too-many-booksAnd isn’t it delightful!

Just reading the Paris Review interview with Julian Barnes, well worth a stop…

There’s something about reading writers talking about other writers that makes me wish I could go back and start my life all over again, waste less time watching the sitcoms on must-see Thursday on NBC back in the day, buy myself a good flashlight, and take to reading Russian novels in the dark under my blankets earlier in life. There’s such tremendous richness out there to read and I will never ever get done with it all. Why did I bother with university, with child rearing, when I could have immersed myself in a solitary world of such glory, me, the book, a light source…

My father would tell me I am too social a creature to hide myself away, and he’s right – I need regular drenching in humanity and nature and moving about life to keep my moods stable, and I wouldn’t have given up my kids for the world.

But there they are. The books. All of them, calling to me, begging me to peek under their covers. And the books I’ve already read, who call to me to visit them again, put my mouth once again under their thirst-quenching prose, gulp them back or sip them, masticate them, laugh and cry with them.

How can I leave Nancy Mitford on my shelf for another week? What of the latest Linwood Barclay thriller? Or the beauty of an author as yet undiscovered, who I just know has a book for me hanging out in Doull’s Bookstore down the way?

It doesn’t matter – short story or novel, these books cloak the truths of life in the cover of a make-believe story, so that as you read them, the truths slip out, unseen, barely felt, until your heart senses them firmly ensconced. The story may slip away, you might have the author’s name on the tip of your tongue at parties and never be able to satisfyingly retrieve it, but when the truths are there (see: Nuala O’Faolin, for example), the feeling stays with you.

And that’s the kind of book I want so much to write – one that does just that, curls up inside someone, providing comfort even after they forget my most common name (though I must say DA Brown will give me a great shelf spot, alphabetically speaking).

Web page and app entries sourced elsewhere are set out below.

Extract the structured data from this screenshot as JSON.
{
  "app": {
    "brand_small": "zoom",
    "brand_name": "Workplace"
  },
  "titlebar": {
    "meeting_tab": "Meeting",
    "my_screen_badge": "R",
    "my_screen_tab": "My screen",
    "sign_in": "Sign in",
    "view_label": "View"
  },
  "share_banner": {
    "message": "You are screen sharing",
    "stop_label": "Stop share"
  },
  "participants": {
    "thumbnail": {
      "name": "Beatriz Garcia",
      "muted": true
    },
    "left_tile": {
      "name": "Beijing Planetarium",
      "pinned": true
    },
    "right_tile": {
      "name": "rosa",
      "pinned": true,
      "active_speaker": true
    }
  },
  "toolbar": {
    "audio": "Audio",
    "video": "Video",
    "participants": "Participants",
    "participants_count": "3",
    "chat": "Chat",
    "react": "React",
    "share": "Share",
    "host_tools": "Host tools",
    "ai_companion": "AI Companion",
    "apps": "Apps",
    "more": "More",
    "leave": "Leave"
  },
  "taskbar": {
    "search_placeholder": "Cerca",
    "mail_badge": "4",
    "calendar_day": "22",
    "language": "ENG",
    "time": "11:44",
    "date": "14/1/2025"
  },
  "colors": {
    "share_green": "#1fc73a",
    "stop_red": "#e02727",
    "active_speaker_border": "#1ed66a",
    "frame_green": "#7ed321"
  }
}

And I’ll get right on writing that book, just as soon as I finish reading this stack over here…